-- Opening Marker --
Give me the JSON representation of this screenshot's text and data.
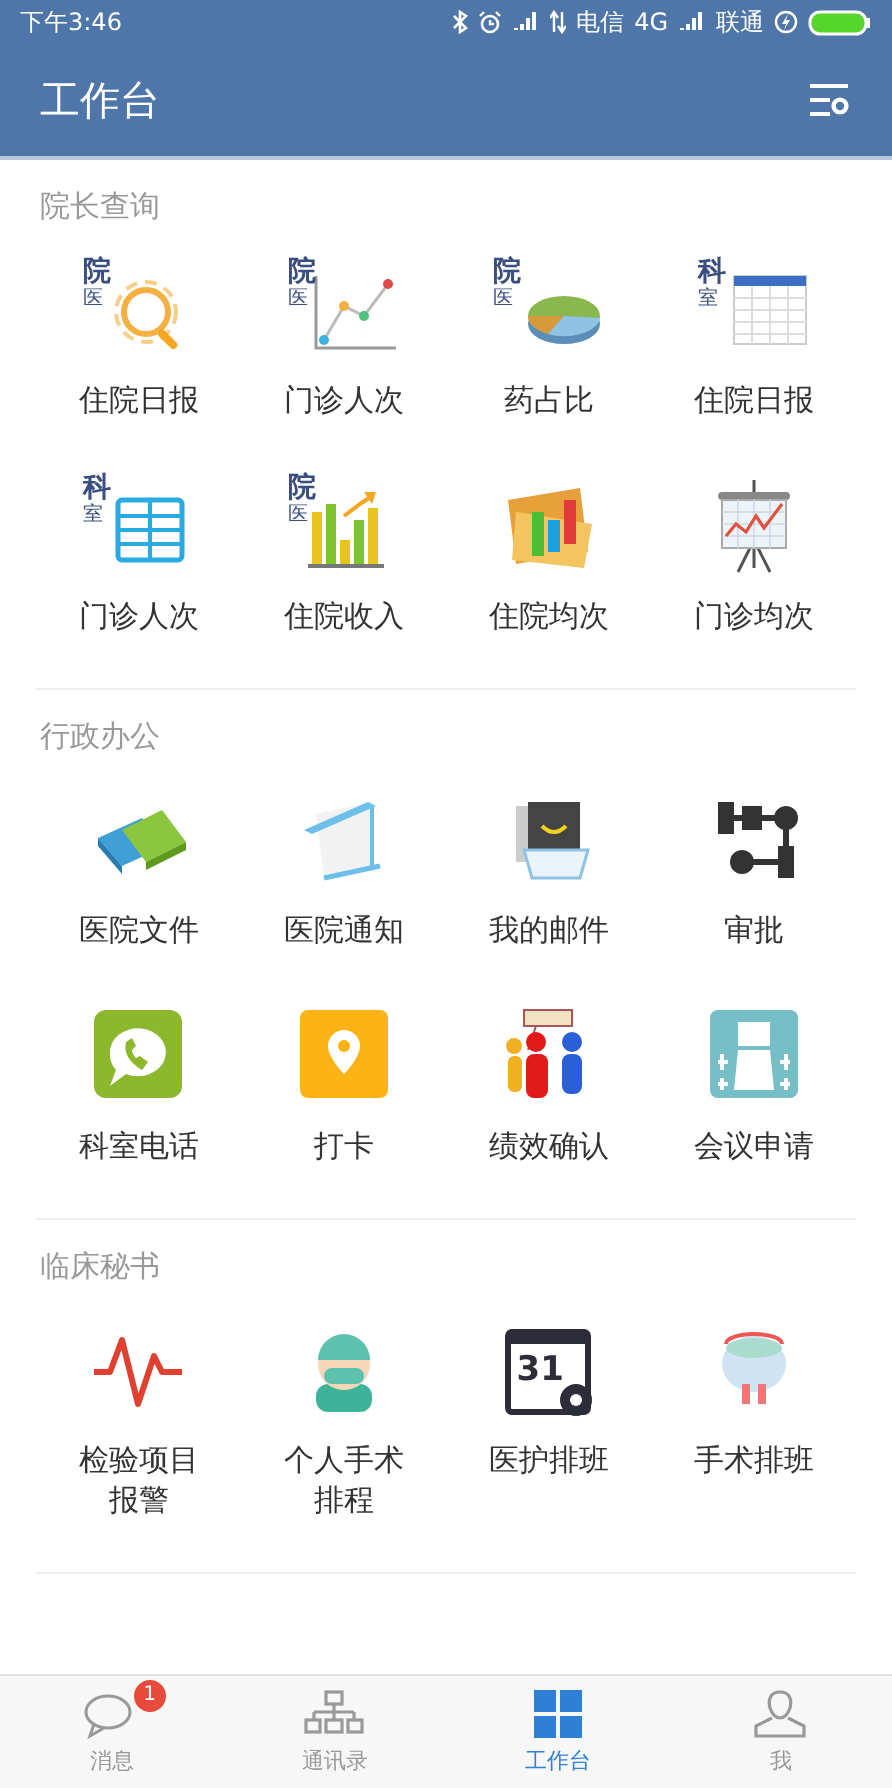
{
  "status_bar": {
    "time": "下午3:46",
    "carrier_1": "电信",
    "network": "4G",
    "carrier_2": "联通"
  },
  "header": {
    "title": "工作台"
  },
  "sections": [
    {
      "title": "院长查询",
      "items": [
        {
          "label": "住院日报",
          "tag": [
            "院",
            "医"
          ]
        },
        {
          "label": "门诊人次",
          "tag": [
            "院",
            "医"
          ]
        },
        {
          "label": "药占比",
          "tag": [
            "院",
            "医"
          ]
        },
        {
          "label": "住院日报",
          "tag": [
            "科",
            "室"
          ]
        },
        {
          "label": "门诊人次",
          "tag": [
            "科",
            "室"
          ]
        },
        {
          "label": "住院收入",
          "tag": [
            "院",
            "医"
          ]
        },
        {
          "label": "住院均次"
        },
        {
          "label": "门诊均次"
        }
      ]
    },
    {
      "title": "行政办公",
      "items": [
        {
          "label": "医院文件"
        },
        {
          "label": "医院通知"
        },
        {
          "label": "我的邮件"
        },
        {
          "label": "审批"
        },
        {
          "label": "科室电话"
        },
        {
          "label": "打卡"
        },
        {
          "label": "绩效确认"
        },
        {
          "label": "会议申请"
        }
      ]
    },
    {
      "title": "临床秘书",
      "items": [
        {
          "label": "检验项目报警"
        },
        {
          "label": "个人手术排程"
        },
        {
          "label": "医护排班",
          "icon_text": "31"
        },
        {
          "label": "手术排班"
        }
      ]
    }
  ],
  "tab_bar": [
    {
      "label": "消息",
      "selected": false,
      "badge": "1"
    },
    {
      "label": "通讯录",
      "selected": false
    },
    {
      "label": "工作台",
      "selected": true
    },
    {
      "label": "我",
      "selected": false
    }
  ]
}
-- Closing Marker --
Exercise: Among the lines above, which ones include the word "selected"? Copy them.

Task answer:
      "selected": false,
      "selected": false
      "selected": true
      "selected": false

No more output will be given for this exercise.